As long as I can remember, I’ve had an interest in computer programming. I started tinkering as a kid back in the early 1980s with a TI-99-4A and Atari XL Series (remember those membrane keyboards?), Atari STs and Apple IIs. Most of that was just goofy kid stuff, sorting baseball and hockey cards and stuff that was Star Trek related.
It was in college, though, in 1984, when I began to learn to program. I attended the University of Victoria in British Columbia (that’s in Canada, eh) and at the time the school had an IBM mainframe running UNIX. I took Fortran, COBOL, Pascal and, everyone’s favourite, assembler language where you actually program at the machine language. While all of these languages were different, there were a few similarities. First, the editor was VI, a command-line editor made up of cryptic key commands. Second, every student was allocated a certain weekly ‘budget’ to program with, which was really a proxy for CPU cycles.

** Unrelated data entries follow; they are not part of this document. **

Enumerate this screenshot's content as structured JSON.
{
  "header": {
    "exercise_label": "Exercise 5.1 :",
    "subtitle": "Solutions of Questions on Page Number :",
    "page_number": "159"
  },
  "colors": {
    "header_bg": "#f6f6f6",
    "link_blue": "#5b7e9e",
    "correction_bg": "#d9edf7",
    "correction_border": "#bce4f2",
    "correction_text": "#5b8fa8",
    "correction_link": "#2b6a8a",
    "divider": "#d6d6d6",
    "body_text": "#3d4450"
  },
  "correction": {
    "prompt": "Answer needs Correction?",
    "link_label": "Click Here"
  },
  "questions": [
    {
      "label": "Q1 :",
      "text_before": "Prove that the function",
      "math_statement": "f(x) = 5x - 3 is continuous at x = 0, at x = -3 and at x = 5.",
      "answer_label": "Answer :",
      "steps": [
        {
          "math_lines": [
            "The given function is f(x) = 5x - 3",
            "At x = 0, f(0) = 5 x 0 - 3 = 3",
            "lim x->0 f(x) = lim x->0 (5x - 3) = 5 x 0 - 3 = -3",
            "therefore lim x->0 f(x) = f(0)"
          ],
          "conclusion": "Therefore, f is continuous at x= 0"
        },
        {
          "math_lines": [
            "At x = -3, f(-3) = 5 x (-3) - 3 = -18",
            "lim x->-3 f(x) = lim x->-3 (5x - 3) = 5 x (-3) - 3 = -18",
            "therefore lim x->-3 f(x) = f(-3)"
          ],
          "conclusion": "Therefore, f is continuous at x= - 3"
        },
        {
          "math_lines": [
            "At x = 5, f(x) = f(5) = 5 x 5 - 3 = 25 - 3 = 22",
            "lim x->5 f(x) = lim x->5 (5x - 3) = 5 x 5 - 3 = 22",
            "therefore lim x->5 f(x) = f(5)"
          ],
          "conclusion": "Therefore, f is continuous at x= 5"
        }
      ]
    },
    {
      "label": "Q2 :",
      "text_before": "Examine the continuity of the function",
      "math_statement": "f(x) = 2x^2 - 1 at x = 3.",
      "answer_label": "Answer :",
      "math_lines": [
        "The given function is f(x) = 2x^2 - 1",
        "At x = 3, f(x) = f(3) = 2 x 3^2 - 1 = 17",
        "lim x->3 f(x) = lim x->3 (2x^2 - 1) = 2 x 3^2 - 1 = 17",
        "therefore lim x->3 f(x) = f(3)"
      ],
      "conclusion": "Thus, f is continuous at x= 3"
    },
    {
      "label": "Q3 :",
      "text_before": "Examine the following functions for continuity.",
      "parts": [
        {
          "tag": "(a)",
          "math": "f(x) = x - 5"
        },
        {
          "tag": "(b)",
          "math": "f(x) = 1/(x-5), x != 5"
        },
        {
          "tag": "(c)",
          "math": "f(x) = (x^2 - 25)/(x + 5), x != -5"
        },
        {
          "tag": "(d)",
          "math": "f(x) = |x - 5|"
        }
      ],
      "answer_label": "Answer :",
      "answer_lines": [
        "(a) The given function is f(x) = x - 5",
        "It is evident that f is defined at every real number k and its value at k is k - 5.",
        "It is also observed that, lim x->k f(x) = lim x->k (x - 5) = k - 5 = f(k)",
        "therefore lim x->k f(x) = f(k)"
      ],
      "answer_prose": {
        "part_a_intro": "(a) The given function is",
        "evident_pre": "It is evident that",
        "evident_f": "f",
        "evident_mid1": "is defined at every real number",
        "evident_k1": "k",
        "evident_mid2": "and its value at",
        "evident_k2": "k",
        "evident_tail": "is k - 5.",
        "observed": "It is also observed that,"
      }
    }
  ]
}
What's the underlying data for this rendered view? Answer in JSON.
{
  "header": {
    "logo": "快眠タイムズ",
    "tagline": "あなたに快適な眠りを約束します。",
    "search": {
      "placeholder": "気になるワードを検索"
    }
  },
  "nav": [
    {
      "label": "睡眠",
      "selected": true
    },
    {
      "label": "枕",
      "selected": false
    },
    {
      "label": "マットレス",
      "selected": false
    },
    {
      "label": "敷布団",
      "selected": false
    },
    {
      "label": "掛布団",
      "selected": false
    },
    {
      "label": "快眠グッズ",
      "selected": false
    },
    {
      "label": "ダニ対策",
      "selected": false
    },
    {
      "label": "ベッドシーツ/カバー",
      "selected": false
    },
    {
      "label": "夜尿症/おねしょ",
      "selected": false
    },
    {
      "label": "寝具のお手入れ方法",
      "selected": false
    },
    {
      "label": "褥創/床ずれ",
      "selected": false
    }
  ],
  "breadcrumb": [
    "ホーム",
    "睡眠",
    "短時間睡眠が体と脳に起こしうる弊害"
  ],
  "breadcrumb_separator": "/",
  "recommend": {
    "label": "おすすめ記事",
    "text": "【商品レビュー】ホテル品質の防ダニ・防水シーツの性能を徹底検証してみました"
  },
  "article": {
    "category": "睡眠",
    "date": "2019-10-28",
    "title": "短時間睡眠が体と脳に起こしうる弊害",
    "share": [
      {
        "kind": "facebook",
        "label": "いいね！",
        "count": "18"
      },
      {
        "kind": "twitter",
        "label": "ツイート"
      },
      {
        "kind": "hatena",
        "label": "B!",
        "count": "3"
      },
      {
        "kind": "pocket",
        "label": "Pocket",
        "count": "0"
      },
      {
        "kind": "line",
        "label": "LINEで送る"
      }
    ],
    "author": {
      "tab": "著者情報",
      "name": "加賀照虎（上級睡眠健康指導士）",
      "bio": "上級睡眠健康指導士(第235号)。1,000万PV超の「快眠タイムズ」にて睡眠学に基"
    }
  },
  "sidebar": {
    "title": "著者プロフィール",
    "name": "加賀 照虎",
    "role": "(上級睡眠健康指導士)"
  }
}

Here, if you write a program with some sort of cyclic loop, you would burn through all of your CPU cycles and not be able to complete a project. There was a catch though –once you hit zero, you could stay logged in and go into the negative as long as you didn’t log out. So if you wrote some crap code, you had to stay in the lab all night long until you finished or you would have to wait until the next week to get your new allocation of CPU cycles. The third commonality was that the debugger was crap. The printout you got just gave you the last line of code that was executed and you had to figure out why.
What this meant for programming was that you had to do an immense amount of pre-work before you started typing anything into the mainframe. All the code had to be documented, flow charts had to created, and mock ‘runs’ had to be done to see how the program flowed. The program would then run, invariably fail somewhere, and the whole process would be repeated. I would say for every hour of actual computer time, I would need to spend about four to five hours working with paper.
But then in my last year the school’s attitude toward programming changed. The university invested in a Mac lab, complete with brand new Motorola 68000-based Macs, the crème de la crème of personal computers, if you will. My attitude towards programming changed.
With the Macs, there was no allocation of CPU because the CPU was dedicated to that machine. That meant one could write a subroutine or two, run it, see how it performed, tweak it and then move on to the next task. The debugger was fantastic as well. Programming in 68000 assembler was dead easy compared to the IBM mainframe since it gave you an actual view of the contents of the registers and allowed you to walk through the code line by line.
In a sense, Macs enabled me to ‘hack’ a lot more and write less elegant code because I didn’t have to worry about burning extra cycles here and there. This meant I could code more for convenience than efficiency, reducing the time I spent developing code away from the computer significantly. I mentioned earlier that I spent about four to five hours on paper for every hour I spent on the computer. I would say that dynamic flipped, where it was very little time with paper and almost all the time on the computer. Did I get into some bad habits and write less efficient code? Sure, but it didn’t matter anymore and I managed to finish my assignments much faster.
Looking back, the introduction of the Mac lab at my school brought out the hacker in me. I was able to tinker, play and try stuff that I could never have done on the CPU-restrictive mainframes. This actually helped me when I got into the workforce, as my first job was programming on Solaris and HP UX boxes, in which I wrote plenty of perl and c shell scripts.
So I’ll wish the Mac a happy 30th birthday and tip my hat to the box that changed the way I look at programming. I’ll toss the rest of my 80-column paper in the recycle bin and go back to hacking away at source code.
by Zeus Kerravala, Network World